Highlight of my day today was the morning devotional with Paul McCusker, VP of Resource Development at Focus, of which I’m a tiny cog. He is Episcopalian by choice, if you can believe that, and seems to be pretty proud of the fact (I’m just kidding of course). I think mostly he flaunts his liturgical credentials so he can quote from Macabees and wish people a happy Epiphany and stuff. But that’s just my jaded Evangelicalism talking.
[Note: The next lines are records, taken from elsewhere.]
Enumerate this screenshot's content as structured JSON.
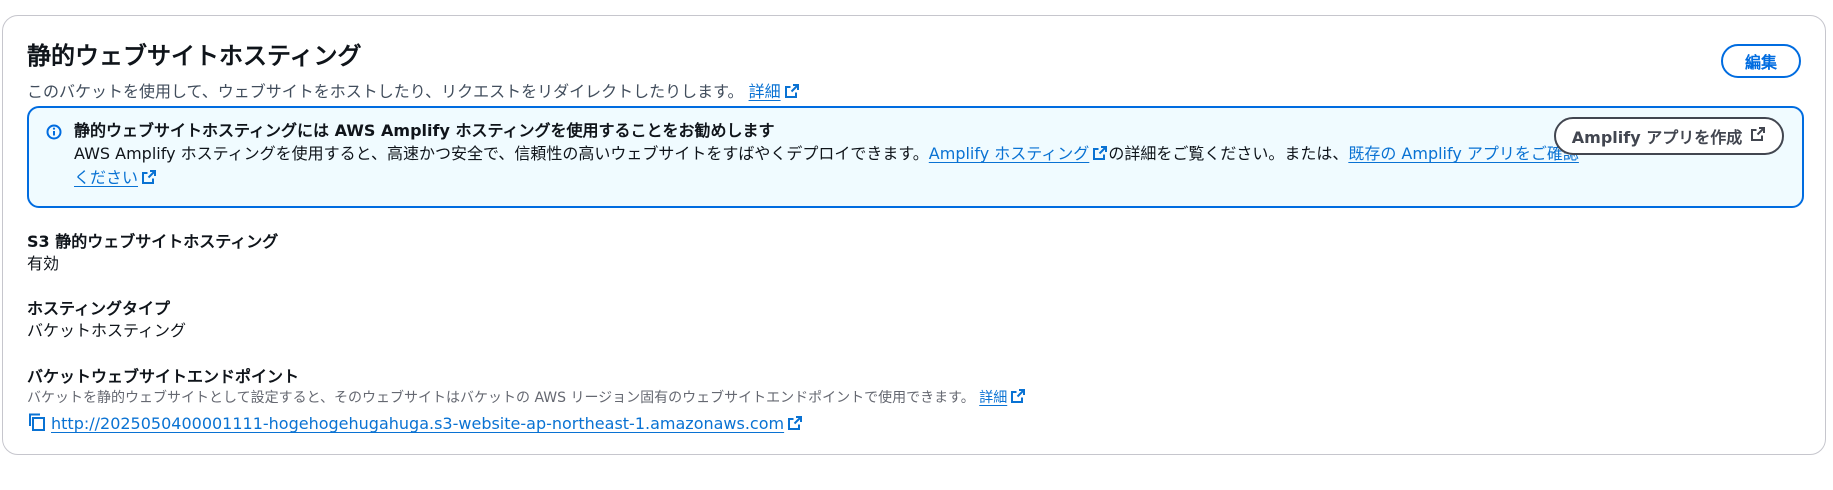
{
  "header": {
    "title": "静的ウェブサイトホスティング",
    "description": "このバケットを使用して、ウェブサイトをホストしたり、リクエストをリダイレクトしたりします。",
    "details_link": "詳細",
    "edit_button": "編集"
  },
  "alert": {
    "title": "静的ウェブサイトホスティングには AWS Amplify ホスティングを使用することをお勧めします",
    "body_prefix": "AWS Amplify ホスティングを使用すると、高速かつ安全で、信頼性の高いウェブサイトをすばやくデプロイできます。",
    "link1": "Amplify ホスティング",
    "body_middle": "の詳細をご覧ください。または、",
    "link2": "既存の Amplify アプリをご確認ください",
    "button": "Amplify アプリを作成"
  },
  "fields": {
    "hosting": {
      "label": "S3 静的ウェブサイトホスティング",
      "value": "有効"
    },
    "hosting_type": {
      "label": "ホスティングタイプ",
      "value": "バケットホスティング"
    },
    "endpoint": {
      "label": "バケットウェブサイトエンドポイント",
      "description": "バケットを静的ウェブサイトとして設定すると、そのウェブサイトはバケットの AWS リージョン固有のウェブサイトエンドポイントで使用できます。",
      "details_link": "詳細",
      "url": "http://2025050400001111-hogehogehugahuga.s3-website-ap-northeast-1.amazonaws.com"
    }
  },
  "icons": {
    "info": "info-icon",
    "external": "external-link-icon",
    "copy": "copy-icon"
  },
  "colors": {
    "link": "#0972d3",
    "primary": "#006ce0",
    "alert_bg": "#f0fbff",
    "text": "#0f141a",
    "secondary_text": "#656871"
  }
}
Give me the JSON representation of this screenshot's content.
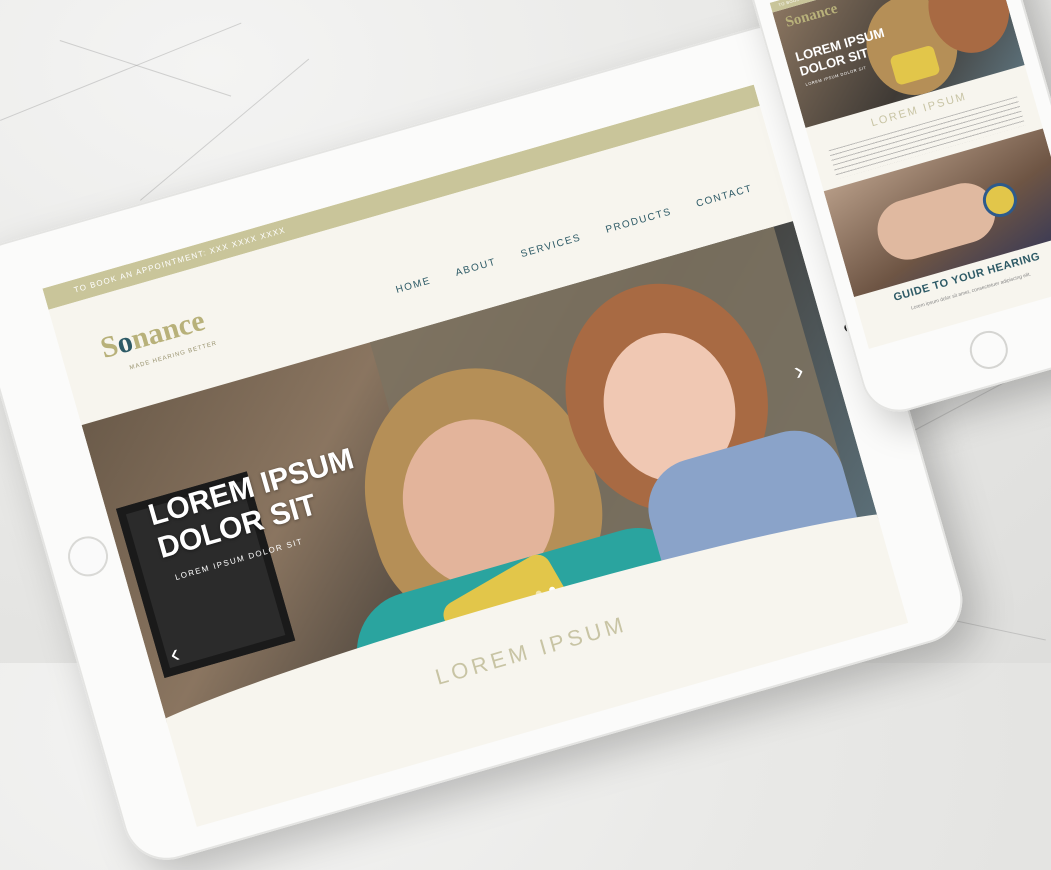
{
  "site": {
    "booking_text": "TO BOOK AN APPOINTMENT: XXX XXXX XXXX",
    "logo_text": "Sonance",
    "tagline": "MADE HEARING BETTER",
    "nav": [
      "HOME",
      "ABOUT",
      "SERVICES",
      "PRODUCTS",
      "CONTACT"
    ],
    "hero_title": "LOREM IPSUM DOLOR SIT",
    "hero_subtitle": "LOREM IPSUM DOLOR SIT",
    "section_title": "LOREM IPSUM",
    "guide_title": "GUIDE TO YOUR HEARING",
    "guide_sub": "Lorem ipsum dolor sit amet, consectetuer adipiscing elit."
  },
  "colors": {
    "accent": "#c9c59a",
    "brand_teal": "#2d5a66",
    "cream": "#f7f5ee"
  },
  "icons": {
    "prev": "chevron-left-icon",
    "next": "chevron-right-icon"
  }
}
But this morning, Paul talked about the traditional story of Christ’s birth, pointing out a few new things I hadn’t thought of before. You know, when Mary was visited by Gabriel and complimented and told she would bear the promised messiah, she was barely old enough to drink, or drive her own donkey. Imagine sitting there being told you’re going to have a baby by God. What are you most likely thinking? I mean, after all the fear and disbelief and pinching yourself, you’d probably come to think, “Wow. I must be something. I’m not going to have to worry about a thing anymore.” Right? Not in a million years would you be thinking, “Gee, I hope this means God is going to allow the governor to force us to travel a hundred miles to have this baby in a dirty stable among strange shepherds and a couple goats.”
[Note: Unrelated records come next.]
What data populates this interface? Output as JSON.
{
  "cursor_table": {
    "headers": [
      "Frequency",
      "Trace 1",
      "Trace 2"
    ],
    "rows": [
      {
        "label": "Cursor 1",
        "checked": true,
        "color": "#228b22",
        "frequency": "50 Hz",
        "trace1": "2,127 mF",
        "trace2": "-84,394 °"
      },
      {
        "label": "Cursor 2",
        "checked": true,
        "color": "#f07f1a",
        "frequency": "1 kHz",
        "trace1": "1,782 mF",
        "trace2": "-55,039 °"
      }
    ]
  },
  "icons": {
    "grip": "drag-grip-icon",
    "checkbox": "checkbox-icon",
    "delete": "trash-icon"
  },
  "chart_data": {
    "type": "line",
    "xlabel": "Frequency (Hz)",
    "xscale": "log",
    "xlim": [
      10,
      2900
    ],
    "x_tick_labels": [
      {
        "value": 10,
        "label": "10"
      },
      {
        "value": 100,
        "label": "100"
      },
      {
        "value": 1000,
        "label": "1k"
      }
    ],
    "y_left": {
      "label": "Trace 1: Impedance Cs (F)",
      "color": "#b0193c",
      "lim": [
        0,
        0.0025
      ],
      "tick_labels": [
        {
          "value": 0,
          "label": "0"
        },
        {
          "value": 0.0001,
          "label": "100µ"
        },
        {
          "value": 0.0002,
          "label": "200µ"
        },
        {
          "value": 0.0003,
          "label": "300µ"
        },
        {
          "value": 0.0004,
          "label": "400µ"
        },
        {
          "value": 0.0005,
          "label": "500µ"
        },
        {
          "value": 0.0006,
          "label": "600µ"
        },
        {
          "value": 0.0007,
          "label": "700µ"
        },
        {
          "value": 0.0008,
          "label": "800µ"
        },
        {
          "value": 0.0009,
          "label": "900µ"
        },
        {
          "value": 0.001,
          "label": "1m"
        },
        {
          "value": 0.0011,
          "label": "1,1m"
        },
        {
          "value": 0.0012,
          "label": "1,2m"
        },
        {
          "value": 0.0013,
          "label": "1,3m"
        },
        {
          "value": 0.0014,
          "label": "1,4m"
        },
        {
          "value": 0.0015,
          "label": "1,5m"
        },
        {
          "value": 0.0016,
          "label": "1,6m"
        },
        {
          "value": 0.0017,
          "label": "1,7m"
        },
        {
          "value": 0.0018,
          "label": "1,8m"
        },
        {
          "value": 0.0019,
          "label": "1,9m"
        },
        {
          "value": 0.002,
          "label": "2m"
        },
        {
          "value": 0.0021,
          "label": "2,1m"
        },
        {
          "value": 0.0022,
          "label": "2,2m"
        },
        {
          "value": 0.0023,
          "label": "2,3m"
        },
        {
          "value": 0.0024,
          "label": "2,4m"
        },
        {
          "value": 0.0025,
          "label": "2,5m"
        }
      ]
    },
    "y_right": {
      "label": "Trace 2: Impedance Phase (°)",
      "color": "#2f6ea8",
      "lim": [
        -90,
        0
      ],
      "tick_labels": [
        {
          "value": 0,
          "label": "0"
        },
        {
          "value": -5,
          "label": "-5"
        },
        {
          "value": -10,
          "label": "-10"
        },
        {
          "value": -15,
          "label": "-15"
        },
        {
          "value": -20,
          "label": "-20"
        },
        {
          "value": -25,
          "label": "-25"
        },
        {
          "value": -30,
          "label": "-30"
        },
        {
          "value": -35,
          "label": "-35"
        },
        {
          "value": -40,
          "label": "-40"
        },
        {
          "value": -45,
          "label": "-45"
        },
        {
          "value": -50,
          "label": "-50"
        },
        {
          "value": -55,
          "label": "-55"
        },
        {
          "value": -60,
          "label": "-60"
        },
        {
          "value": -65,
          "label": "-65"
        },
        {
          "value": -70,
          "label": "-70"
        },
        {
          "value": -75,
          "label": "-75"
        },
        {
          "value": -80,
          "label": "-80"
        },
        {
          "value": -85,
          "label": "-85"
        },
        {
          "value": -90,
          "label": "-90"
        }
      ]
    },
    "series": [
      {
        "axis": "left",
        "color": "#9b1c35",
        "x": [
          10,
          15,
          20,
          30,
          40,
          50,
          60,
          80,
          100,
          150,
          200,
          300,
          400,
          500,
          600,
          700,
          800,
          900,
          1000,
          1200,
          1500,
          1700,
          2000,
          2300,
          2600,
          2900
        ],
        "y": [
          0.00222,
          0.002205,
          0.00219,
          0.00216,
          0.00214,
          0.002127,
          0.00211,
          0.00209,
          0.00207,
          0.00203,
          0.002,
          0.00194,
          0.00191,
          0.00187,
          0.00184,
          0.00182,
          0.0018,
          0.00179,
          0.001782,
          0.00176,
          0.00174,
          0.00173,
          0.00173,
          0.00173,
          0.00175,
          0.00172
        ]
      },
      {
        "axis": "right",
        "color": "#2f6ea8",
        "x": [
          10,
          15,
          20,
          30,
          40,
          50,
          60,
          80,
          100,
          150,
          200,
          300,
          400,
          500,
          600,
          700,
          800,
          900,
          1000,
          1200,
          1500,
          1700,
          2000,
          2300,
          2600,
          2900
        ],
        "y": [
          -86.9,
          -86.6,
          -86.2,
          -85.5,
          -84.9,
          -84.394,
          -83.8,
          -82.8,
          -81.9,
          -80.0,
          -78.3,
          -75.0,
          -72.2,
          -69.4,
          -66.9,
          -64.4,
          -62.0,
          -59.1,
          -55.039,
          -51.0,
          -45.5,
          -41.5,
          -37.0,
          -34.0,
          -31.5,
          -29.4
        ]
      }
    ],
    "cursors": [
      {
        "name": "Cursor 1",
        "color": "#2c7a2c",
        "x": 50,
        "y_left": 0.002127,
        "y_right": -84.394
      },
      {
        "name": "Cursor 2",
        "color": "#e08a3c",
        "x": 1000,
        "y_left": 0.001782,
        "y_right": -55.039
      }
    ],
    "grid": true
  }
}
And beyond that, this one birth predicates the slaughter of thousands of Jewish children, basically all the ones that Herod could find. Talk about a Merry Christmas. We don’t really sing about that around the egg nog bowl. In some way, I think it makes a weird sort of sense that the holidays are so often tinged with a bit of melancholy. The light of the world came in, but the darkness came in too. It even seemed to increase. While that little coda at the end of The Passion of the Christ with Satan being placed in the pit is a nice thought, it didn’t really happen, did it? It might have been a symbolic victory Jesus won, but it’s not all honky dory. We’re still getting darker and darker here. And what’s weirder, we seem to have a pretty dark God. Who among us is closer to understanding this principle of heaven: “To those who have, more will be given. To those who have not, even what they have shall be taken away.” What kind of mixed-up God are we talking about here?
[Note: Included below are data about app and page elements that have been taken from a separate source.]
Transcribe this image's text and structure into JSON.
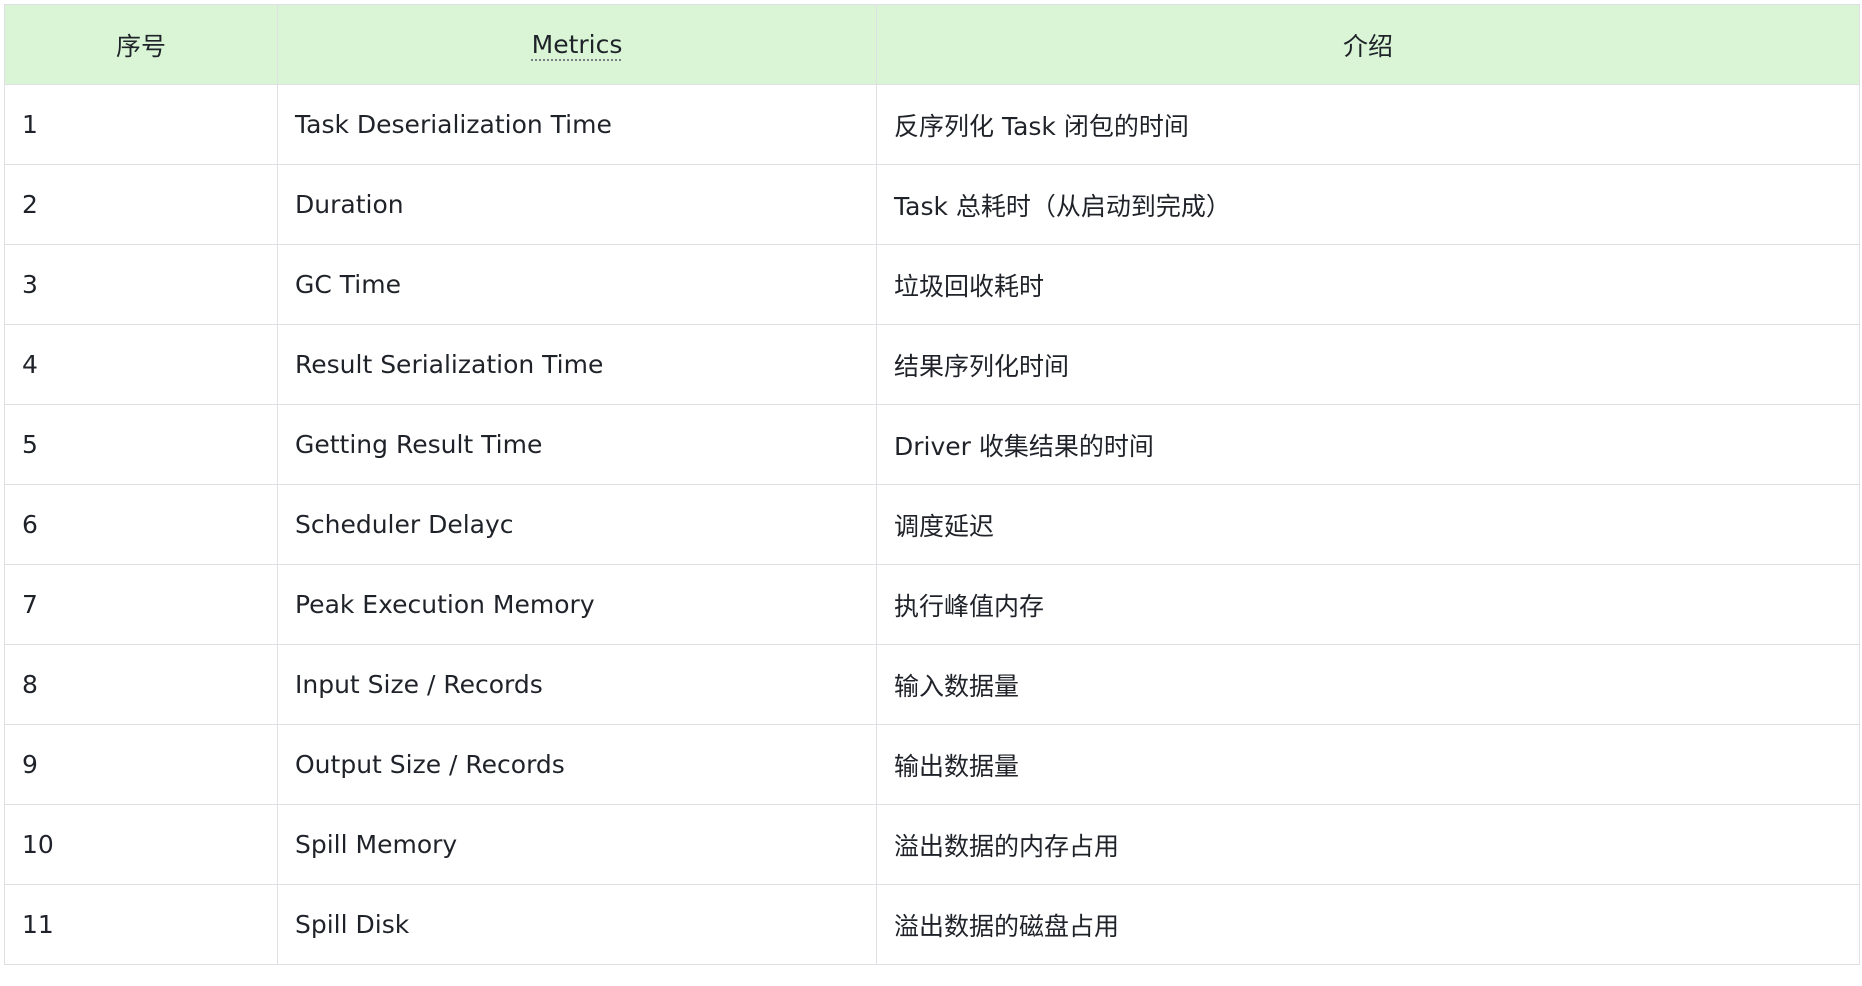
{
  "table": {
    "headers": [
      "序号",
      "Metrics",
      "介绍"
    ],
    "rows": [
      {
        "index": "1",
        "metric": "Task Deserialization Time",
        "description": "反序列化 Task 闭包的时间"
      },
      {
        "index": "2",
        "metric": "Duration",
        "description": "Task 总耗时（从启动到完成）"
      },
      {
        "index": "3",
        "metric": "GC Time",
        "description": "垃圾回收耗时"
      },
      {
        "index": "4",
        "metric": "Result Serialization Time",
        "description": "结果序列化时间"
      },
      {
        "index": "5",
        "metric": "Getting Result Time",
        "description": "Driver 收集结果的时间"
      },
      {
        "index": "6",
        "metric": "Scheduler Delayc",
        "description": "调度延迟"
      },
      {
        "index": "7",
        "metric": "Peak Execution Memory",
        "description": "执行峰值内存"
      },
      {
        "index": "8",
        "metric": "Input Size / Records",
        "description": "输入数据量"
      },
      {
        "index": "9",
        "metric": "Output Size / Records",
        "description": "输出数据量"
      },
      {
        "index": "10",
        "metric": "Spill Memory",
        "description": "溢出数据的内存占用"
      },
      {
        "index": "11",
        "metric": "Spill Disk",
        "description": "溢出数据的磁盘占用"
      }
    ]
  },
  "colors": {
    "header_background": "#d9f5d6",
    "border": "#dee0e3",
    "text": "#1f2329"
  }
}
In this sick and twisted world where many, if not most have already given up, we Christian writers have a difficult task. We can’t afford to be afraid to be seen in a dirty stable. We have to accept the darkness that comes in with the light—that’s right, accept it. I’ll come back to that. Walker Percy—another Christian artist who preferred his faith with a strong orthodoxy—has a quote I like. He said, “My next novel shall be mainly given to ass-kicking for Jesus’ sake.” He asked, “Why does man feel so sad in the twentieth century? [And] how does the Christian novelist set about writing, having cast his lot with a discredited Christendom and having inherited a defunct vocabulary?” As the article in Marrs Hill Review #20 asks, “How do you tell the story of redemption when nearly everybody lost interest a long time ago?”
Percy believed American Christians had become passionless, and “terminally nice.” The America I see certainly bears this out. It often seems in this world that the haters are the only ones truly alive. But it does no good to hate. For a time, I hated modern American Christendon. In my weaker moments, I revert back to it. But when I see that the God who was willing to prove His love in such demeaning ways, loves even the ones who don’t understand him, the ones who can’t accept that ineffable mystery, I feel inspired that I can accept them too, unselfishly, and unqualified. It isn’t only the “lost” who are lost.
And the last thing I want to say tonight is that I don’t think it’s possible to extract the mystery from the knowing, the doubt from the faith. Everything is interwoven in this mixed-up God universe. It’s dirty and chaotic, and somehow more majestic because of it. It’s a mystery how we can express love and hate at the same time, but it’s no less true that one without the other may not be possible. Maybe love is given greater life by the implicit loathing of the selfish part that’s retained, the resulting struggle against that, and the ultimate realization that neither is inescapable. Reciprocal and opposed, but neither can exist in a vacuum. I don’t know, I’m just thinking out loud. Maybe we have to have both, have to be both, in order to speak effectively to the truths of this created disorder. Can we accept the chaos as part of the whole?